Start of Data for this task

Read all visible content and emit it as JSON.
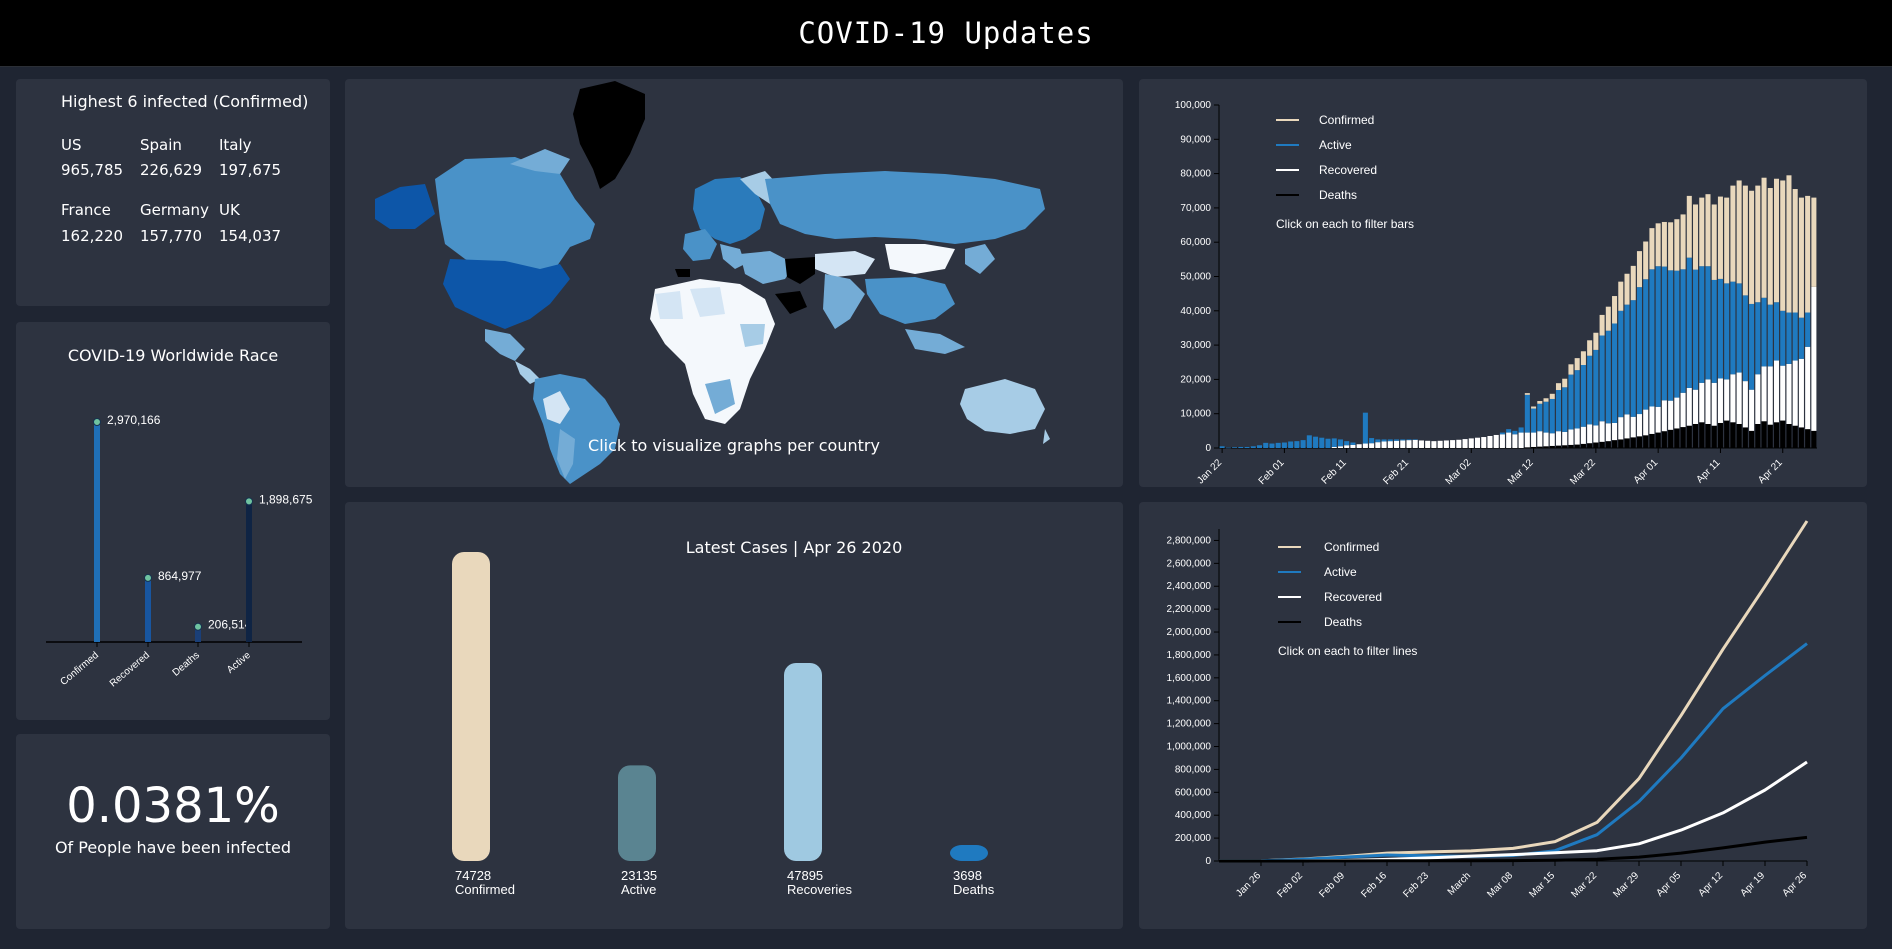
{
  "header": {
    "title": "COVID-19 Updates"
  },
  "top_infected": {
    "title": "Highest 6 infected (Confirmed)",
    "countries": [
      {
        "name": "US",
        "value": "965,785"
      },
      {
        "name": "Spain",
        "value": "226,629"
      },
      {
        "name": "Italy",
        "value": "197,675"
      },
      {
        "name": "France",
        "value": "162,220"
      },
      {
        "name": "Germany",
        "value": "157,770"
      },
      {
        "name": "UK",
        "value": "154,037"
      }
    ]
  },
  "map": {
    "hint": "Click to visualize graphs per country"
  },
  "percent": {
    "value": "0.0381%",
    "caption": "Of People have been infected"
  },
  "colors": {
    "confirmed": "#e9d8bc",
    "active": "#1f7ac0",
    "recovered": "#ffffff",
    "deaths": "#000000",
    "panel": "#2d3340",
    "background": "#1f2532",
    "latest_active": "#5a8491",
    "latest_recovered": "#9fc9e1",
    "latest_deaths": "#1f7ac0",
    "race_confirmed": "#1f6fb6",
    "race_recovered": "#1856a0",
    "race_deaths": "#1a3f78",
    "race_active": "#0f2444",
    "map_palette": [
      "#0d56a8",
      "#2b7bbb",
      "#4a92c8",
      "#74acd6",
      "#a7cce6",
      "#d4e5f4",
      "#f4f8fc",
      "#000000"
    ]
  },
  "chart_data": [
    {
      "id": "race",
      "type": "lollipop",
      "title": "COVID-19 Worldwide Race",
      "categories": [
        "Confirmed",
        "Recovered",
        "Deaths",
        "Active"
      ],
      "values": [
        2970166,
        864977,
        206514,
        1898675
      ],
      "value_labels": [
        "2,970,166",
        "864,977",
        "206,514",
        "1,898,675"
      ]
    },
    {
      "id": "latest",
      "type": "bar",
      "title": "Latest Cases | Apr 26 2020",
      "categories": [
        "Confirmed",
        "Active",
        "Recoveries",
        "Deaths"
      ],
      "values": [
        74728,
        23135,
        47895,
        3698
      ]
    },
    {
      "id": "daily",
      "type": "bar",
      "stacked": true,
      "ylim": [
        0,
        100000
      ],
      "yticks": [
        0,
        10000,
        20000,
        30000,
        40000,
        50000,
        60000,
        70000,
        80000,
        90000,
        100000
      ],
      "ytick_labels": [
        "0",
        "10,000",
        "20,000",
        "30,000",
        "40,000",
        "50,000",
        "60,000",
        "70,000",
        "80,000",
        "90,000",
        "100,000"
      ],
      "xtick_labels": [
        "Jan 22",
        "Feb 01",
        "Feb 11",
        "Feb 21",
        "Mar 02",
        "Mar 12",
        "Mar 22",
        "Apr 01",
        "Apr 11",
        "Apr 21"
      ],
      "legend": [
        "Confirmed",
        "Active",
        "Recovered",
        "Deaths"
      ],
      "legend_note": "Click on each to filter bars",
      "dates_start": "Jan 22",
      "series": [
        {
          "name": "Deaths",
          "values": [
            0,
            0,
            0,
            0,
            0,
            0,
            0,
            0,
            0,
            0,
            0,
            0,
            0,
            0,
            0,
            0,
            0,
            0,
            0,
            0,
            0,
            0,
            0,
            0,
            0,
            0,
            0,
            0,
            0,
            0,
            0,
            0,
            0,
            0,
            0,
            0,
            0,
            0,
            0,
            0,
            0,
            0,
            0,
            0,
            0,
            0,
            0,
            0,
            0,
            200,
            300,
            400,
            500,
            600,
            700,
            800,
            900,
            1000,
            1200,
            1400,
            1600,
            1800,
            2000,
            2300,
            2500,
            2800,
            3100,
            3400,
            3700,
            4100,
            4500,
            4900,
            5300,
            5700,
            6100,
            6500,
            7000,
            7500,
            7000,
            6500,
            7300,
            8000,
            7500,
            7000,
            6000,
            5000,
            7000,
            7800,
            6800,
            7500,
            8000,
            7000,
            6500,
            6000,
            5500,
            5000
          ]
        },
        {
          "name": "Recovered",
          "values": [
            0,
            0,
            0,
            0,
            0,
            0,
            0,
            0,
            0,
            0,
            0,
            0,
            0,
            0,
            0,
            0,
            0,
            0,
            300,
            500,
            800,
            900,
            1100,
            1300,
            1400,
            1700,
            1900,
            2000,
            2100,
            2200,
            2300,
            2400,
            2200,
            2100,
            2000,
            2100,
            2200,
            2300,
            2400,
            2600,
            2800,
            3000,
            3200,
            3500,
            3800,
            4000,
            4500,
            4000,
            4500,
            4300,
            4200,
            4500,
            4000,
            3700,
            4200,
            3900,
            4500,
            4700,
            5000,
            5500,
            5000,
            6000,
            5200,
            5000,
            6500,
            7000,
            6000,
            6500,
            7500,
            8000,
            7500,
            9000,
            8500,
            9000,
            10000,
            11000,
            10000,
            11500,
            13000,
            12500,
            13000,
            12000,
            14000,
            15000,
            13500,
            12000,
            14500,
            16000,
            17000,
            18000,
            16000,
            17500,
            19000,
            20000,
            24000,
            42000
          ]
        },
        {
          "name": "Active",
          "values": [
            500,
            100,
            200,
            300,
            300,
            500,
            800,
            1500,
            1300,
            1500,
            1600,
            1900,
            2000,
            2300,
            3700,
            3300,
            3000,
            2700,
            2500,
            2000,
            1200,
            700,
            0,
            9000,
            1500,
            800,
            600,
            500,
            400,
            300,
            200,
            100,
            0,
            0,
            0,
            0,
            0,
            0,
            0,
            0,
            0,
            0,
            0,
            0,
            0,
            500,
            1000,
            1000,
            1500,
            11000,
            7000,
            8000,
            9000,
            10000,
            12000,
            13000,
            16000,
            17000,
            18000,
            20000,
            22000,
            25000,
            27000,
            29000,
            31000,
            32000,
            34000,
            37000,
            38000,
            40000,
            41000,
            39000,
            38000,
            37000,
            36000,
            38000,
            35000,
            34000,
            33000,
            30000,
            29000,
            28000,
            27000,
            26000,
            25000,
            25000,
            21000,
            20000,
            18000,
            17000,
            16000,
            15000,
            14000,
            12000,
            10000,
            0
          ]
        },
        {
          "name": "Confirmed",
          "values": [
            0,
            0,
            0,
            0,
            0,
            0,
            0,
            0,
            0,
            0,
            0,
            0,
            0,
            0,
            0,
            0,
            0,
            0,
            0,
            0,
            0,
            0,
            0,
            0,
            0,
            0,
            0,
            0,
            0,
            0,
            0,
            0,
            0,
            0,
            0,
            0,
            0,
            0,
            0,
            0,
            0,
            0,
            0,
            0,
            0,
            0,
            0,
            0,
            0,
            500,
            600,
            800,
            1000,
            1500,
            2000,
            2500,
            3000,
            3500,
            4000,
            4500,
            5000,
            6000,
            7000,
            8000,
            8500,
            9000,
            10000,
            10500,
            11000,
            12000,
            12500,
            13000,
            14000,
            15000,
            16000,
            18000,
            19000,
            20000,
            21000,
            22000,
            24000,
            25000,
            28000,
            30000,
            32000,
            33000,
            34000,
            35000,
            34000,
            36000,
            38000,
            40000,
            36000,
            35000,
            34000,
            26000
          ]
        }
      ]
    },
    {
      "id": "cumulative",
      "type": "line",
      "ylim": [
        0,
        2900000
      ],
      "yticks": [
        0,
        200000,
        400000,
        600000,
        800000,
        1000000,
        1200000,
        1400000,
        1600000,
        1800000,
        2000000,
        2200000,
        2400000,
        2600000,
        2800000
      ],
      "ytick_labels": [
        "0",
        "200,000",
        "400,000",
        "600,000",
        "800,000",
        "1,000,000",
        "1,200,000",
        "1,400,000",
        "1,600,000",
        "1,800,000",
        "2,000,000",
        "2,200,000",
        "2,400,000",
        "2,600,000",
        "2,800,000"
      ],
      "xtick_labels": [
        "Jan 26",
        "Feb 02",
        "Feb 09",
        "Feb 16",
        "Feb 23",
        "March",
        "Mar 08",
        "Mar 15",
        "Mar 22",
        "Mar 29",
        "Apr 05",
        "Apr 12",
        "Apr 19",
        "Apr 26"
      ],
      "legend": [
        "Confirmed",
        "Active",
        "Recovered",
        "Deaths"
      ],
      "legend_note": "Click on each to filter lines",
      "x": [
        "Jan 22",
        "Jan 26",
        "Feb 02",
        "Feb 09",
        "Feb 16",
        "Feb 23",
        "Mar 01",
        "Mar 08",
        "Mar 15",
        "Mar 22",
        "Mar 29",
        "Apr 05",
        "Apr 12",
        "Apr 19",
        "Apr 26"
      ],
      "series": [
        {
          "name": "Confirmed",
          "values": [
            555,
            2100,
            17400,
            40500,
            69000,
            79300,
            88400,
            109800,
            169300,
            337000,
            720000,
            1270000,
            1850000,
            2400000,
            2970166
          ]
        },
        {
          "name": "Active",
          "values": [
            520,
            2000,
            16000,
            34000,
            52000,
            45000,
            40000,
            48000,
            90000,
            230000,
            520000,
            900000,
            1330000,
            1620000,
            1898675
          ]
        },
        {
          "name": "Recovered",
          "values": [
            30,
            50,
            500,
            4000,
            14000,
            27000,
            43000,
            56000,
            72000,
            90000,
            150000,
            270000,
            420000,
            620000,
            864977
          ]
        },
        {
          "name": "Deaths",
          "values": [
            17,
            56,
            360,
            900,
            1660,
            2460,
            3000,
            3800,
            6400,
            14600,
            34000,
            69000,
            114000,
            165000,
            206514
          ]
        }
      ]
    }
  ]
}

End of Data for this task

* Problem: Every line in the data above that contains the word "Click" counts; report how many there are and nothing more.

* Answer section: 3